Open the book to a blank page and date it. Think about the day before or behind you. It is easy to identify those “big,” easily recognizable moments that occur in your day or life. In this case, what you are searching for are those small, inauspicious moments that, at the time, went unnoticed. You can find them because they hold a special quality about them that cause you to stop, if only for a few seconds, and feel at peace with the world around you. It could be the taste of your favorite food at the very moment when you first bite into it, the way the sun light creates endless rainbows on your wall when it hits the prism hanging in your window, the anticipation of lunch with a good friend, the sound of your wind chimes as a gentle breeze caresses them, the open parking spot nearest the door of the grocery store, or finding the earring that you thought long-lost. These moments are just as significant and notable as the “big” ones.

Now, take your notebook and pen and begin listing 3-5 things or moments for which you are grateful. Don’t force it, let them softly settle in your consciousness. Feel the surge of warmth and contentment that overcomes your being. There, you’ve given birth to your “Gratitude Journal.” If you make it a daily ritual, you give yourself the permission to focus on the things for which you are grateful.

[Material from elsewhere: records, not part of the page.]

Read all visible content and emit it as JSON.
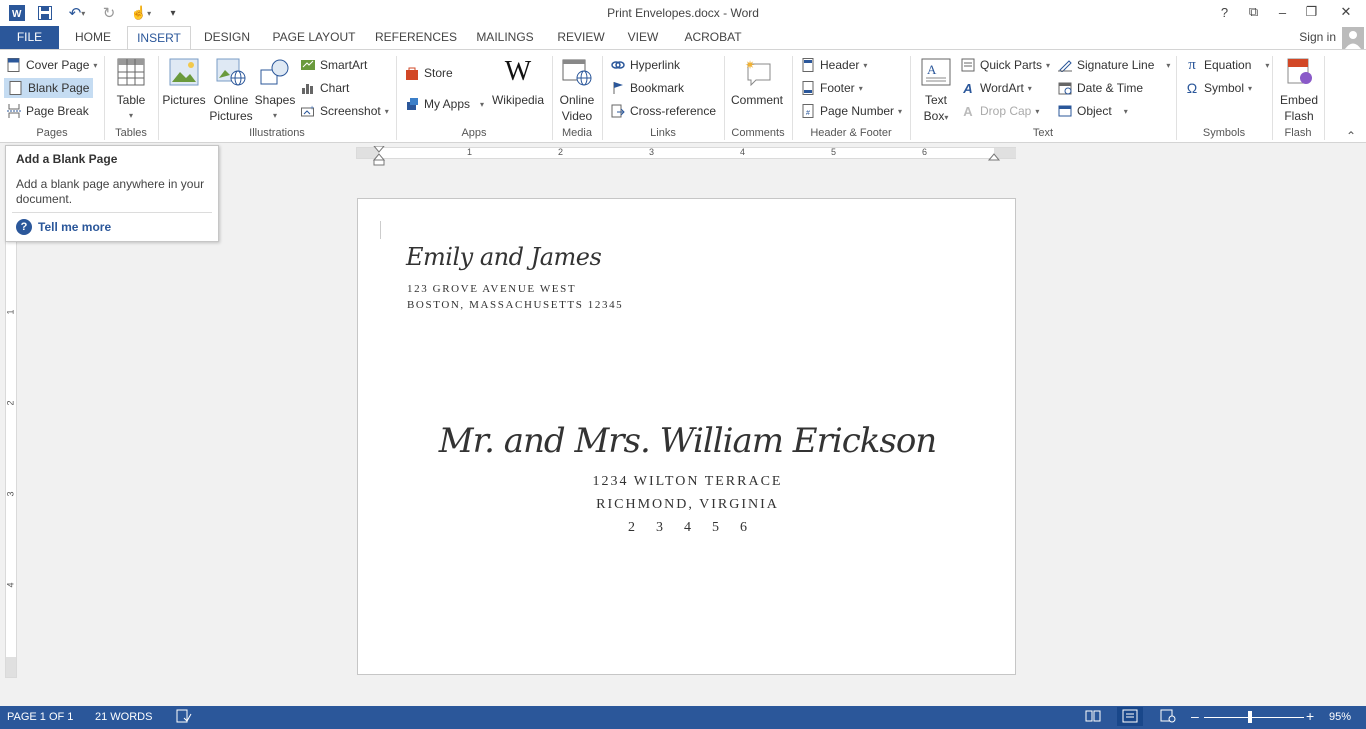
{
  "window": {
    "title": "Print Envelopes.docx - Word",
    "controls": [
      "?",
      "⧉",
      "–",
      "❐",
      "✕"
    ]
  },
  "tabs": [
    "FILE",
    "HOME",
    "INSERT",
    "DESIGN",
    "PAGE LAYOUT",
    "REFERENCES",
    "MAILINGS",
    "REVIEW",
    "VIEW",
    "ACROBAT"
  ],
  "active_tab": "INSERT",
  "signin": "Sign in",
  "ribbon": {
    "pages": {
      "label": "Pages",
      "cover_page": "Cover Page",
      "blank_page": "Blank Page",
      "page_break": "Page Break"
    },
    "tables": {
      "label": "Tables",
      "table": "Table"
    },
    "illustrations": {
      "label": "Illustrations",
      "pictures": "Pictures",
      "online_pictures_1": "Online",
      "online_pictures_2": "Pictures",
      "shapes": "Shapes",
      "smartart": "SmartArt",
      "chart": "Chart",
      "screenshot": "Screenshot"
    },
    "apps": {
      "label": "Apps",
      "store": "Store",
      "my_apps": "My Apps",
      "wikipedia": "Wikipedia"
    },
    "media": {
      "label": "Media",
      "online_video_1": "Online",
      "online_video_2": "Video"
    },
    "links": {
      "label": "Links",
      "hyperlink": "Hyperlink",
      "bookmark": "Bookmark",
      "cross_reference": "Cross-reference"
    },
    "comments": {
      "label": "Comments",
      "comment": "Comment"
    },
    "header_footer": {
      "label": "Header & Footer",
      "header": "Header",
      "footer": "Footer",
      "page_number": "Page Number"
    },
    "text": {
      "label": "Text",
      "text_box_1": "Text",
      "text_box_2": "Box",
      "quick_parts": "Quick Parts",
      "wordart": "WordArt",
      "drop_cap": "Drop Cap",
      "signature_line": "Signature Line",
      "date_time": "Date & Time",
      "object": "Object"
    },
    "symbols": {
      "label": "Symbols",
      "equation": "Equation",
      "symbol": "Symbol"
    },
    "flash": {
      "label": "Flash",
      "embed_flash_1": "Embed",
      "embed_flash_2": "Flash"
    }
  },
  "tooltip": {
    "title": "Add a Blank Page",
    "body": "Add a blank page anywhere in your document.",
    "more": "Tell me more"
  },
  "ruler": {
    "h_numbers": [
      "1",
      "2",
      "3",
      "4",
      "5",
      "6"
    ],
    "v_numbers": [
      "1",
      "2",
      "3",
      "4"
    ]
  },
  "envelope": {
    "return_name": "Emily and James",
    "return_line1": "123 GROVE AVENUE WEST",
    "return_line2": "BOSTON, MASSACHUSETTS 12345",
    "recipient_name": "Mr. and Mrs. William Erickson",
    "recipient_line1": "1234 WILTON TERRACE",
    "recipient_line2": "RICHMOND, VIRGINIA",
    "recipient_line3": "23456"
  },
  "status": {
    "page": "PAGE 1 OF 1",
    "words": "21 WORDS",
    "zoom": "95%",
    "zoom_level": 0.95
  },
  "colors": {
    "accent": "#2b579a"
  }
}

The resulting gratitude serves to dull the negative affects of the challenging times in your life. Of course, doing so, is not a magic bullet that will cause these times to disappear, but it will surely make them seem less overwhelming and diminish their impact.

I hope that these ideas help you when it seems that there is little about which to feel grateful. On a personal note, I feel grateful for  each of you reading this post. Thank you.

postsiggie2

Creative Writing Saturday


Embed from Getty Images

Shadow Race

Every time I’ve raced my shadow
When the sun was at my back,
It always ran ahead of me,
Always got the best of me.
But every time I’ve raced my shadow
When my face was toward the sun,
I won. ~ Shel Silverstein